Some New Jersey residents, in an effort to prevent their beneficiaries from having to go through a long, drawn-out probate process, choose to create transfer-on-death beneficiary deeds. Under the right circumstances, and if everything is done just so, this can work, and there are benefits to going this route. Of course, such deeds are not without their drawbacks as well. For example, they only cover certain types of property, and it is possible to challenge them in court.
Before digging into how to challenge a transfer-on-death beneficiary deed, let’s cover the basics. For property owned in New Jersey, this type of deed can only be used to assign registered stocks and bonds to the beneficiary of the estate owner’s choice. For property owned outside of the state, TOD deeds may be used for other types of assets, as each state has its own rules about TOD benefits. The asset will not be distributed to the beneficiary until the owner’s death. The individual receiving the property will not have the ability to sell it immediately if that is what they wish to do; instead, they have to give anyone who wishes to challenge the property title the opportunity to do so.
There are a number of reasons someone might want to challenge a TOD deed. There are those who are simply unhappy with their loved one’s choice and do not want to see the property end up in the assigned beneficiary’s hands, and there are some who may have concerns about their loved one’s state of mind when he or she created the TOD deed — among other things. Whatever the reason, those who believe they have valid claims to the property have every right to challenge the TOD deed.

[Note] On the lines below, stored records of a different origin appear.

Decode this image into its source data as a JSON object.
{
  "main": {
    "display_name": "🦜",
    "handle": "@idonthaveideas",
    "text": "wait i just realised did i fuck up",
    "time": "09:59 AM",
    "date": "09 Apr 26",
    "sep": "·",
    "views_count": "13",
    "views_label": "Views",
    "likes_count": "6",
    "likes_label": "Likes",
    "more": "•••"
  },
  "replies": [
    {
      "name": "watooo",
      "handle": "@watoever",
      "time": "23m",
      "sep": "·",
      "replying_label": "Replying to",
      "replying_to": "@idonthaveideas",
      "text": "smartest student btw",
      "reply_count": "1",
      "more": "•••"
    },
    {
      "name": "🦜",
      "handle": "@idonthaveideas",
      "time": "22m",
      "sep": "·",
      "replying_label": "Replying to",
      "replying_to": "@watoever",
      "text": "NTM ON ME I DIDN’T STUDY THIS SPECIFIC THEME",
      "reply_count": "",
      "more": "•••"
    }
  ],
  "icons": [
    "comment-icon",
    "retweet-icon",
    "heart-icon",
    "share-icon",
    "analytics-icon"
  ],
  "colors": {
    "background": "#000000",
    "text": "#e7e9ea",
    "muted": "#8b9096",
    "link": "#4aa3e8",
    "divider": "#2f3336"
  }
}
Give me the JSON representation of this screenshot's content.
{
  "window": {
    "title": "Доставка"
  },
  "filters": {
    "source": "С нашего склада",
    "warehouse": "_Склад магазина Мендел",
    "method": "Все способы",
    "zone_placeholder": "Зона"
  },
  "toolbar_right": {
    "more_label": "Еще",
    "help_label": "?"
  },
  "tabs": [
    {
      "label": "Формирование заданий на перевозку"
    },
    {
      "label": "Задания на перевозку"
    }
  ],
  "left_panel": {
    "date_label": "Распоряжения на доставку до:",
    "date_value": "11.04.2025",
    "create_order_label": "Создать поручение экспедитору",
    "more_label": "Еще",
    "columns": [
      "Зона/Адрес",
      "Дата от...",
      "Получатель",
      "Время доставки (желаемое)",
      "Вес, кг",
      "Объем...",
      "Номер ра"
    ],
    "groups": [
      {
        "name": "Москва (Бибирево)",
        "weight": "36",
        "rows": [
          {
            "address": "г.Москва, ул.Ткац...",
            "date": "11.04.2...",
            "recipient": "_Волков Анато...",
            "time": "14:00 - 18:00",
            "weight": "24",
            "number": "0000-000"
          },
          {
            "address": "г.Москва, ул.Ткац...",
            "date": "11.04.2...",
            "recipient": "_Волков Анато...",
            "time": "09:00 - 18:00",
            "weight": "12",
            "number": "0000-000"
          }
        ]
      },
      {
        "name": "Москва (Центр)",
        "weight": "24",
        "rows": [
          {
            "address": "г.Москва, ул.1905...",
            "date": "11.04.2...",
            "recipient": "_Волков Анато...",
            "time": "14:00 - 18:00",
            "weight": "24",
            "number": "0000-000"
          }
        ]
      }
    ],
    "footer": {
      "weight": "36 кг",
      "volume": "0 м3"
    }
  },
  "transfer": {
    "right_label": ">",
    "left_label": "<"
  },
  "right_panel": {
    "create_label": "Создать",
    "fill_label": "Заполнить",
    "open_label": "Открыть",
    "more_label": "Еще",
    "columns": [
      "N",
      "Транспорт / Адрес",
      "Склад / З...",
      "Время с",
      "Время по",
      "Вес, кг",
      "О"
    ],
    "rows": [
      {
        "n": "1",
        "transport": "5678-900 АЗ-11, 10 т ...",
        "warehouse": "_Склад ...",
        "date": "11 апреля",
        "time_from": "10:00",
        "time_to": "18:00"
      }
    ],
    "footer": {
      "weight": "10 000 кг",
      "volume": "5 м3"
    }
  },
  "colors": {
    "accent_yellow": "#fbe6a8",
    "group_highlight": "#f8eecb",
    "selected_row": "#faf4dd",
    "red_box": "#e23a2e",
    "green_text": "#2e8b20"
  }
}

In order to make a claim on property assigned in a transfer-on-death beneficiary deed, one has to file a petition in court. This petition has to be filed in the window allowed; otherwise, one will lose the opportunity to make a claim on the asset. An individual who would like to challenge a TOD in the state of New Jersey can seek the help of an experienced probate litigator who will be able to ensure the claim is filed appropriately and then present one’s case in court.